International
migration is a global phenomenon that is growing in scope, complexity
and impact. The UN reports that the number of international migrants
worldwide reached 232 million in 2013, up from 175 million in 2000
and 154 million in 1990. 3The
visible rise in global mobility, the growing complexity of migratory
patterns and its impact on countries, migrants, families and
communities have all contributed to international migration becoming
a priority for the international community. Since migration involves
human lives and their security, it is inevitable to analyse the issue
in the ‘human security perspective’. The literature on
‘International migration-security nexus’ generally focus on the
State security. This paper attempts to analyse the issue of
International migration as a human security issue.

OBJECTIVES:
The
main objectives of this study are:
To
understand the issue of international migration, its dimensions and
recent trends
To
acquire knowledge on the factors that stimulate international
migration
To
study the evolution and development of the concept of human security
and its application on international migration
To
acquire knowledge on the existing migration management policies and
their scope
To
analyse how international migration and the policies on migration
management affects human security at individual, national and
international level

HYPOTHESIS:
International
migration has emerged as a serious human security issue at the
individual, national and international levels.
There
should be a synergy between national and international migration
policies in order to be effective and to reach the goal of human
security.

1
“Key Migration Terms” International Organization for Migration
(IOM).
< https://www.iom.int/key-migration-terms#Migration>

2
Koser, Khalid. “International Migration: A Very Short
Introduction”. Oxford University Press. 2007.

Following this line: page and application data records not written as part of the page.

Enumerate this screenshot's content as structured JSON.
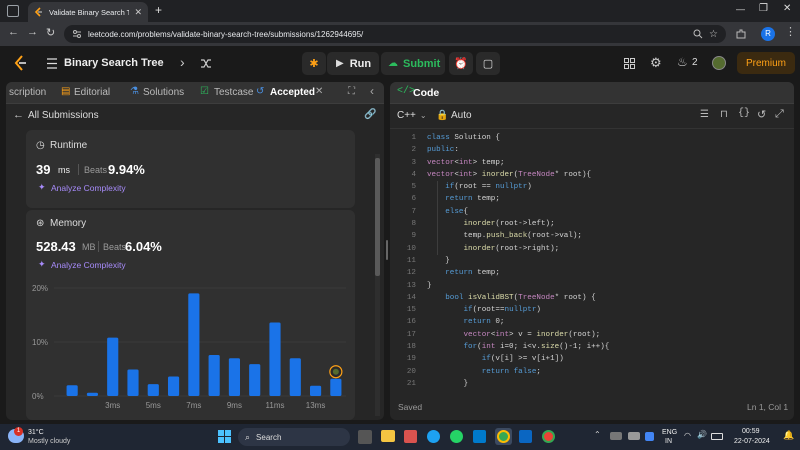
{
  "browser": {
    "tab_title": "Validate Binary Search Tree - Leetc",
    "url": "leetcode.com/problems/validate-binary-search-tree/submissions/1262944695/",
    "profile_initial": "R"
  },
  "header": {
    "problem_title": "Binary Search Tree",
    "run_label": "Run",
    "submit_label": "Submit",
    "streak_count": "2",
    "premium_label": "Premium"
  },
  "left_panel": {
    "tabs": [
      {
        "label": "scription"
      },
      {
        "label": "Editorial"
      },
      {
        "label": "Solutions"
      },
      {
        "label": "Testcase"
      },
      {
        "label": "Accepted"
      }
    ],
    "back_label": "All Submissions",
    "runtime": {
      "title": "Runtime",
      "value": "39",
      "unit": "ms",
      "beats_label": "Beats",
      "beats_value": "9.94%",
      "analyze_label": "Analyze Complexity"
    },
    "memory": {
      "title": "Memory",
      "value": "528.43",
      "unit": "MB",
      "beats_label": "Beats",
      "beats_value": "6.04%",
      "analyze_label": "Analyze Complexity"
    }
  },
  "chart_data": {
    "type": "bar",
    "y_tick_labels": [
      "20%",
      "10%",
      "0%"
    ],
    "x_tick_labels": [
      "3ms",
      "5ms",
      "7ms",
      "9ms",
      "11ms",
      "13ms"
    ],
    "ylim": [
      0,
      20
    ],
    "values": [
      2.0,
      0.6,
      10.8,
      4.9,
      2.2,
      3.6,
      19.0,
      7.6,
      7.0,
      5.9,
      13.6,
      7.0,
      1.9,
      3.2
    ],
    "highlight_index": 13,
    "bar_color": "#1a73e8"
  },
  "code_panel": {
    "title": "Code",
    "language": "C++",
    "mode": "Auto",
    "status": "Saved",
    "cursor": "Ln 1, Col 1",
    "lines": [
      "class Solution {",
      "public:",
      "vector<int> temp;",
      "vector<int> inorder(TreeNode* root){",
      "    if(root == nullptr)",
      "    return temp;",
      "    else{",
      "        inorder(root->left);",
      "        temp.push_back(root->val);",
      "        inorder(root->right);",
      "    }",
      "    return temp;",
      "}",
      "    bool isValidBST(TreeNode* root) {",
      "        if(root==nullptr)",
      "        return 0;",
      "        vector<int> v = inorder(root);",
      "        for(int i=0; i<v.size()-1; i++){",
      "            if(v[i] >= v[i+1])",
      "            return false;",
      "        }"
    ]
  },
  "taskbar": {
    "weather_temp": "31°C",
    "weather_desc": "Mostly cloudy",
    "weather_badge": "1",
    "search_placeholder": "Search",
    "lang_top": "ENG",
    "lang_bottom": "IN",
    "time": "00:59",
    "date": "22-07-2024"
  }
}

3
United Nations Department of Economic and Social Affairs, Population
Division, 2013. The number of international migrants worldwide
reaches 232 million, Population Facts No. 2013/2. < http://esa.un.org/ unmigration/documents/The_number_of_international_migrants.pdf >